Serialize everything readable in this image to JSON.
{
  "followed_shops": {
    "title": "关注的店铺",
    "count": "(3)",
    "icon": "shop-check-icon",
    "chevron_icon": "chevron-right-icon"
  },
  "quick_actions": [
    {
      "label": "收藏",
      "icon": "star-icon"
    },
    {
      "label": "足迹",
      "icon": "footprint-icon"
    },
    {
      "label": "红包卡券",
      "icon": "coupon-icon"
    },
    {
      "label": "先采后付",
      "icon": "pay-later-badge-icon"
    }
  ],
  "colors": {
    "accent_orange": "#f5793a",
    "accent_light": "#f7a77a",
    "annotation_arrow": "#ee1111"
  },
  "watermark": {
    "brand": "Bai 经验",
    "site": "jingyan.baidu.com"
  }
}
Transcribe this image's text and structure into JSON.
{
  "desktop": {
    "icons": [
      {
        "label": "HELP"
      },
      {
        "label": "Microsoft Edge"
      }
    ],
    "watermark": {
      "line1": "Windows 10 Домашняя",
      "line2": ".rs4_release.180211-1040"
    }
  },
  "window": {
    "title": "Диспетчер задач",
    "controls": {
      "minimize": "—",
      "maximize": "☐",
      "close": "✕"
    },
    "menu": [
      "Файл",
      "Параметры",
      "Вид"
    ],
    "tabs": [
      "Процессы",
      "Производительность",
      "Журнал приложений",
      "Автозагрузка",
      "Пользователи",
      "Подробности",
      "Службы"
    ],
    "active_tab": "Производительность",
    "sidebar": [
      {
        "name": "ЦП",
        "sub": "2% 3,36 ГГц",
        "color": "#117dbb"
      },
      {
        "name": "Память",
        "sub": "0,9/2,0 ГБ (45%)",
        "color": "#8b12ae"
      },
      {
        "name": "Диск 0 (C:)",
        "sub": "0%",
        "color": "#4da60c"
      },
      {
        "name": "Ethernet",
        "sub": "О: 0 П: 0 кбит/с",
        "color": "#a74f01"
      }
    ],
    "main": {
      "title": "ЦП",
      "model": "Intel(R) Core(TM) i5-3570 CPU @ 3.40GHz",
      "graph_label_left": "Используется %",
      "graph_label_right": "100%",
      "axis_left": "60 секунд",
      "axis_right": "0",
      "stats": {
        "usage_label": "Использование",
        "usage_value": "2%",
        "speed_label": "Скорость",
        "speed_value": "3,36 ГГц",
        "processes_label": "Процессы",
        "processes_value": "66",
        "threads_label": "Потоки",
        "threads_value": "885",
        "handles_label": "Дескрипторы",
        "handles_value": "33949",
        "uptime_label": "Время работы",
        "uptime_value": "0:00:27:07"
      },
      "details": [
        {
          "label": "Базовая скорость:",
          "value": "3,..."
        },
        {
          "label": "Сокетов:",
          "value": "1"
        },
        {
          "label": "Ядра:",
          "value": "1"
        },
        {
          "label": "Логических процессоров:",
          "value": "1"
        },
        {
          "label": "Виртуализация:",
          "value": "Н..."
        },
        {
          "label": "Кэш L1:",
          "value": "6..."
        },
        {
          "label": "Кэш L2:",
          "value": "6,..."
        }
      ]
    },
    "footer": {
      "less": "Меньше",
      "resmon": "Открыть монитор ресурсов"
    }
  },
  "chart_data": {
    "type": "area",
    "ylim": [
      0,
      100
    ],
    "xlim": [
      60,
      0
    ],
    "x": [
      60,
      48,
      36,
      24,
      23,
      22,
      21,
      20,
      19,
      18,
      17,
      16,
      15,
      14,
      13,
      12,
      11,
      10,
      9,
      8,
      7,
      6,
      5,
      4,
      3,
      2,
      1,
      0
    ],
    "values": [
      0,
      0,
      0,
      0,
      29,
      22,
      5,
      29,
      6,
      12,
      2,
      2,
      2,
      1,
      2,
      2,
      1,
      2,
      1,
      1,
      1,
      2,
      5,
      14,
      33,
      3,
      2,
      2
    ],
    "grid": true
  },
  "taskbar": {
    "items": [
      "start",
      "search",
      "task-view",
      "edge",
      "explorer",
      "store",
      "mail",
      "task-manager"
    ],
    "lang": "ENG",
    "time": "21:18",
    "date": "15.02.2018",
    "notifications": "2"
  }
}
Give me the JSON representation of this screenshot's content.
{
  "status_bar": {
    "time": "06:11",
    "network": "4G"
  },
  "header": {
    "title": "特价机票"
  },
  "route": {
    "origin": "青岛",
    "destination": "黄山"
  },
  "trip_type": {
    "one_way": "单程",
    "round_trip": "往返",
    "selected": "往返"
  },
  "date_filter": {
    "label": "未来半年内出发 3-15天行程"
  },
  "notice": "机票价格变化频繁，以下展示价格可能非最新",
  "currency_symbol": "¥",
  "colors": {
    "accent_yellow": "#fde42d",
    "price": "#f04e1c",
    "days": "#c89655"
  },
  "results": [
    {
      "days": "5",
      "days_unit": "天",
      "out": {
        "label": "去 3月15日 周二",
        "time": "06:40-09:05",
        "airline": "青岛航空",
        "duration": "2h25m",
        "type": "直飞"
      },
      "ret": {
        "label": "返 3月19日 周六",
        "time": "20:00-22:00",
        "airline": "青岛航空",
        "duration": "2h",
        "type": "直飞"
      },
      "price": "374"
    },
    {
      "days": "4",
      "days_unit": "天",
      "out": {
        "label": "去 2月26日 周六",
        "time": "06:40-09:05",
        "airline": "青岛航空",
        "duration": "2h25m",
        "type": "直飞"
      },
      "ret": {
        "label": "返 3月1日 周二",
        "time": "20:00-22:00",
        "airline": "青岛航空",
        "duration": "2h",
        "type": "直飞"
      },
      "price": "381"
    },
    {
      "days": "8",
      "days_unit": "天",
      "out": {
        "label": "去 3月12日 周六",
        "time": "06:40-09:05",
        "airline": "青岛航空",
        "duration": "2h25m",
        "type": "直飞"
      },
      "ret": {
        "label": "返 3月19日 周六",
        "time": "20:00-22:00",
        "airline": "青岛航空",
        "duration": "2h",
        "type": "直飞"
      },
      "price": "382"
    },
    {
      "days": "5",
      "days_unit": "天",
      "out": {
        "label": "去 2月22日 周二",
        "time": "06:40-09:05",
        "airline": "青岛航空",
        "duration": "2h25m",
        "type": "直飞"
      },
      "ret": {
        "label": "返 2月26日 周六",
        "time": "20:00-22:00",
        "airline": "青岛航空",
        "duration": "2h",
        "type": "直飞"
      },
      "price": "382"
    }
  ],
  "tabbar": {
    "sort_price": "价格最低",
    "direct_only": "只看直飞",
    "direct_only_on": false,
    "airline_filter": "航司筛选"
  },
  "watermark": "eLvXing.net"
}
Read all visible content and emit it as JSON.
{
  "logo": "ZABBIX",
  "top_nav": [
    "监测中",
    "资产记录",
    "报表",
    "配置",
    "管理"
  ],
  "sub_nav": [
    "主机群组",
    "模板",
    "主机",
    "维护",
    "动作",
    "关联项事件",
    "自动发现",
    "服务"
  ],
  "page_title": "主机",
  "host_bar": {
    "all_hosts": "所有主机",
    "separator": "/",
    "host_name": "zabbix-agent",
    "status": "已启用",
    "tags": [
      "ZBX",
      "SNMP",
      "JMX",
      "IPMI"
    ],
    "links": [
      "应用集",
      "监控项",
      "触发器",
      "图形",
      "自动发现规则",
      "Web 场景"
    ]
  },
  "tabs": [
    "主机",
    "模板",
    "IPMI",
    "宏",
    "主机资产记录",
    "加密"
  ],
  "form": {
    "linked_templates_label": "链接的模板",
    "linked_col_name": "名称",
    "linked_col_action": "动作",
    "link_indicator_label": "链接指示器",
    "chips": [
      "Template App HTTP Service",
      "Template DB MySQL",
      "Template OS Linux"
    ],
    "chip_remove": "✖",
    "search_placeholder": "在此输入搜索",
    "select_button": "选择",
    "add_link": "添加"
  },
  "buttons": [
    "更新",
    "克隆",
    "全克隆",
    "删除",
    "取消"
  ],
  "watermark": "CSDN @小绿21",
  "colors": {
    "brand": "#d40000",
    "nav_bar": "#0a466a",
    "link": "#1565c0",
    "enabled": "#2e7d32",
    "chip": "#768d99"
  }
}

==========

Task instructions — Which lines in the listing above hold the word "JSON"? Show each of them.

Answer to this exercise —
Serialize everything readable in this image to JSON.
Transcribe this image's text and structure into JSON.
Give me the JSON representation of this screenshot's content.
Read all visible content and emit it as JSON.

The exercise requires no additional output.